Retype the records below exactly as they appear.

Excerpts from an interface dataset:
*** Begin section ***
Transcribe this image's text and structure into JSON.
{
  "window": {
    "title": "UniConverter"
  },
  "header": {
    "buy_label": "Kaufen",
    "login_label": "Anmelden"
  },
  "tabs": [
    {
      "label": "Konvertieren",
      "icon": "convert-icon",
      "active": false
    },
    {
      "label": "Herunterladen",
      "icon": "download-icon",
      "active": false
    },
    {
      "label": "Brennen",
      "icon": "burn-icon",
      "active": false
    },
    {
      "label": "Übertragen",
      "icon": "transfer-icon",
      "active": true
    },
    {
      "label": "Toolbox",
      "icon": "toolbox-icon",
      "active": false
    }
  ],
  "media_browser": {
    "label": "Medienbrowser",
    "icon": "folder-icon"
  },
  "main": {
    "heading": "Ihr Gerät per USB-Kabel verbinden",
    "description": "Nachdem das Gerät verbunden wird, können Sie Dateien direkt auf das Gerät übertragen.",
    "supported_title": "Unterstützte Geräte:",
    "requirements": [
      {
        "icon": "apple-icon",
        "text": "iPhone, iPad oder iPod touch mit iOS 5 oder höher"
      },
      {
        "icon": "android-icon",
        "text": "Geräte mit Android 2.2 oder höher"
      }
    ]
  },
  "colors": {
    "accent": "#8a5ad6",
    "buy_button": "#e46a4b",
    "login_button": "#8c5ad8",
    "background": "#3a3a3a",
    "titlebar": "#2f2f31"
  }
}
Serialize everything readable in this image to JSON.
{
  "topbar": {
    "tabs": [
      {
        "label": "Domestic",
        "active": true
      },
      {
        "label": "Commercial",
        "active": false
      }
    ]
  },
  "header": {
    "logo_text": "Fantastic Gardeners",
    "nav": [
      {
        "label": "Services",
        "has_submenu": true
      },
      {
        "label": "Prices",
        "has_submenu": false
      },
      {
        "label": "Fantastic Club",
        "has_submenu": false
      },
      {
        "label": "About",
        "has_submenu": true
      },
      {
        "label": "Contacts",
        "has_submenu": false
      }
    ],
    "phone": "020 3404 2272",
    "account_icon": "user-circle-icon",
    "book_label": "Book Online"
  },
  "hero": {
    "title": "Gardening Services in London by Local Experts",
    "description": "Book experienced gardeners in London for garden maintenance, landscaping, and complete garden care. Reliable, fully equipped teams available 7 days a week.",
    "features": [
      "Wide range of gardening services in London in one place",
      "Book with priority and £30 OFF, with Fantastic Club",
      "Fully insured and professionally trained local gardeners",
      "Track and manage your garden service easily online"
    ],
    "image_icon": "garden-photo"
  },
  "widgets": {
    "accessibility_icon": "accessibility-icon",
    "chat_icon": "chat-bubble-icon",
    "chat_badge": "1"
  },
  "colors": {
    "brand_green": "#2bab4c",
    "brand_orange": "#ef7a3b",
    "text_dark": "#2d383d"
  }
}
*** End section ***
EXERCISE OUTPUT:
Transcribe this image's text and structure into JSON.
{
  "window": {
    "title": "UniConverter"
  },
  "header": {
    "buy_label": "Kaufen",
    "login_label": "Anmelden"
  },
  "tabs": [
    {
      "label": "Konvertieren",
      "icon": "convert-icon",
      "active": false
    },
    {
      "label": "Herunterladen",
      "icon": "download-icon",
      "active": false
    },
    {
      "label": "Brennen",
      "icon": "burn-icon",
      "active": false
    },
    {
      "label": "Übertragen",
      "icon": "transfer-icon",
      "active": true
    },
    {
      "label": "Toolbox",
      "icon": "toolbox-icon",
      "active": false
    }
  ],
  "media_browser": {
    "label": "Medienbrowser",
    "icon": "folder-icon"
  },
  "main": {
    "heading": "Ihr Gerät per USB-Kabel verbinden",
    "description": "Nachdem das Gerät verbunden wird, können Sie Dateien direkt auf das Gerät übertragen.",
    "supported_title": "Unterstützte Geräte:",
    "requirements": [
      {
        "icon": "apple-icon",
        "text": "iPhone, iPad oder iPod touch mit iOS 5 oder höher"
      },
      {
        "icon": "android-icon",
        "text": "Geräte mit Android 2.2 oder höher"
      }
    ]
  },
  "colors": {
    "accent": "#8a5ad6",
    "buy_button": "#e46a4b",
    "login_button": "#8c5ad8",
    "background": "#3a3a3a",
    "titlebar": "#2f2f31"
  }
}
Serialize everything readable in this image to JSON.
{
  "topbar": {
    "tabs": [
      {
        "label": "Domestic",
        "active": true
      },
      {
        "label": "Commercial",
        "active": false
      }
    ]
  },
  "header": {
    "logo_text": "Fantastic Gardeners",
    "nav": [
      {
        "label": "Services",
        "has_submenu": true
      },
      {
        "label": "Prices",
        "has_submenu": false
      },
      {
        "label": "Fantastic Club",
        "has_submenu": false
      },
      {
        "label": "About",
        "has_submenu": true
      },
      {
        "label": "Contacts",
        "has_submenu": false
      }
    ],
    "phone": "020 3404 2272",
    "account_icon": "user-circle-icon",
    "book_label": "Book Online"
  },
  "hero": {
    "title": "Gardening Services in London by Local Experts",
    "description": "Book experienced gardeners in London for garden maintenance, landscaping, and complete garden care. Reliable, fully equipped teams available 7 days a week.",
    "features": [
      "Wide range of gardening services in London in one place",
      "Book with priority and £30 OFF, with Fantastic Club",
      "Fully insured and professionally trained local gardeners",
      "Track and manage your garden service easily online"
    ],
    "image_icon": "garden-photo"
  },
  "widgets": {
    "accessibility_icon": "accessibility-icon",
    "chat_icon": "chat-bubble-icon",
    "chat_badge": "1"
  },
  "colors": {
    "brand_green": "#2bab4c",
    "brand_orange": "#ef7a3b",
    "text_dark": "#2d383d"
  }
}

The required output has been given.